A negative reaction usually means that you are not infected and no treatment is needed. Sometimes, however, when a person has only recently been infected, or when his or her immune system isn't working properly, the test may be falsely negative. 
If the test is positive: 
A positive reaction usually means that you have been infected with the TB germ. It does not necessarily mean that you have TB disease. Cooperate with the doctor when he or she recommends a chest X ray and possibly other tests. 
If the doctor recommends treatment to prevent sickness, follow the recommendations. If medicine is prescribed, be sure to take it as directed. 
If you don't need treatment, do what the doctor tells you to do about follow-up. The doctor may simply say to return for another checkup if you get into a special risk situation for TB sickness or develop symptoms. 
If you are sick with TB disease, follow the doctor's recommendations for treatment. 
If you're a health worker: 
Your local American Lung Association can provide you with more comprehensive information developed for health professionals on the diagnosis, treatment and control of TB. 

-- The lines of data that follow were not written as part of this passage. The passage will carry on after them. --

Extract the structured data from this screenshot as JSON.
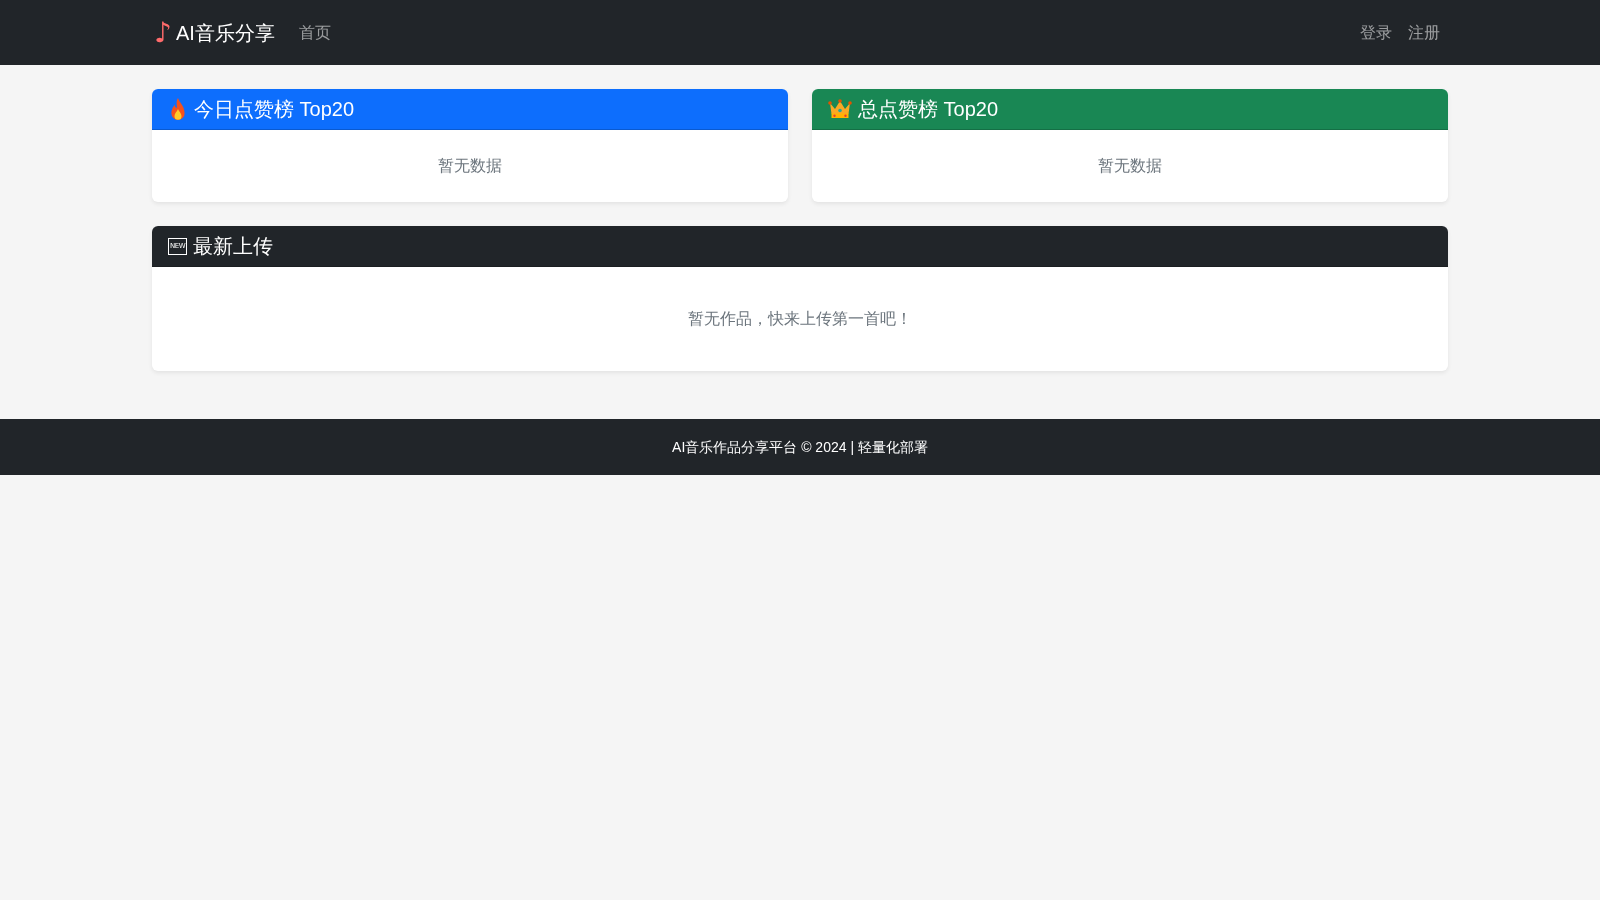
{
  "navbar": {
    "brand": {
      "symbol": "♪",
      "name": "AI音乐分享"
    },
    "links": [
      {
        "label": "首页"
      }
    ],
    "account_links": [
      {
        "label": "登录"
      },
      {
        "label": "注册"
      }
    ]
  },
  "rankings": [
    {
      "kind": "daily",
      "title": "今日点赞榜 Top20",
      "color": "#0d6efd",
      "empty_text": "暂无数据"
    },
    {
      "kind": "overall",
      "title": "总点赞榜 Top20",
      "color": "#198754",
      "empty_text": "暂无数据"
    }
  ],
  "latest": {
    "badge": "NEW",
    "title": "最新上传",
    "empty_text": "暂无作品，快来上传第一首吧！"
  },
  "footer": {
    "text": "AI音乐作品分享平台 © 2024 | 轻量化部署"
  }
}
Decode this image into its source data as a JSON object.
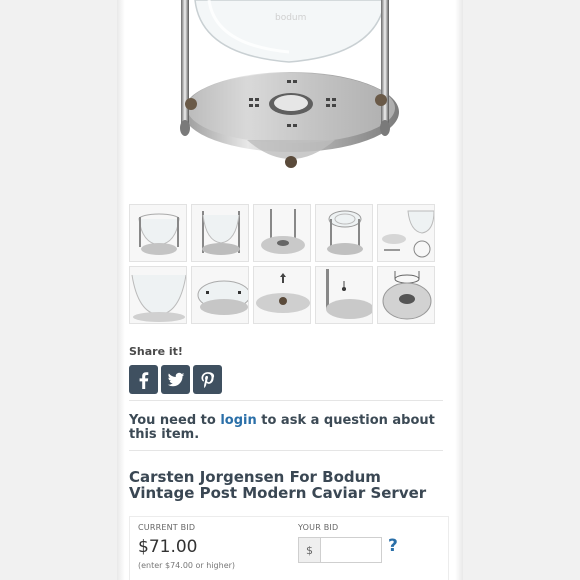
{
  "share": {
    "title": "Share it!",
    "icons": [
      "facebook-icon",
      "twitter-icon",
      "pinterest-icon"
    ]
  },
  "question": {
    "prefix": "You need to ",
    "link": "login",
    "suffix": " to ask a question about this item."
  },
  "item": {
    "title": "Carsten Jorgensen For Bodum Vintage Post Modern Caviar Server"
  },
  "bid": {
    "current_label": "CURRENT BID",
    "current_amount": "$71.00",
    "note": "(enter $74.00 or higher)",
    "your_label": "YOUR BID",
    "currency_symbol": "$",
    "input_value": "",
    "help": "?"
  },
  "colors": {
    "share_bg": "#3f5060",
    "link": "#2a6fa8",
    "heading": "#3a4753"
  }
}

Public Health provides tuberculosis (TB) skin testing at its Santa Ana Clinic. Private physicians and community clinics also provide TB testing. Two visits are required for a TB skin test. Skin tests are placed on one day and read two or three days later. TB blood tests require one visit. 

Please Click here for clinic locations and hours.

Due to reduction of services, TB skin testing is no longer provided for pre-employment, school or volunteer clearances. 

Chest X-rays for employment or volunteer work are no longer available. 

No. Public Health services to treat person with tuberculosis are free to the patient. Insurance, Medi-Cal or other coverage is billed if available, but the patient is not billed for care or medication received. 

Otherfrequently asked questions about tuberculosis, how it is spread, infection, disease, etc., are available on the Centers for Disease Control and Prevention website.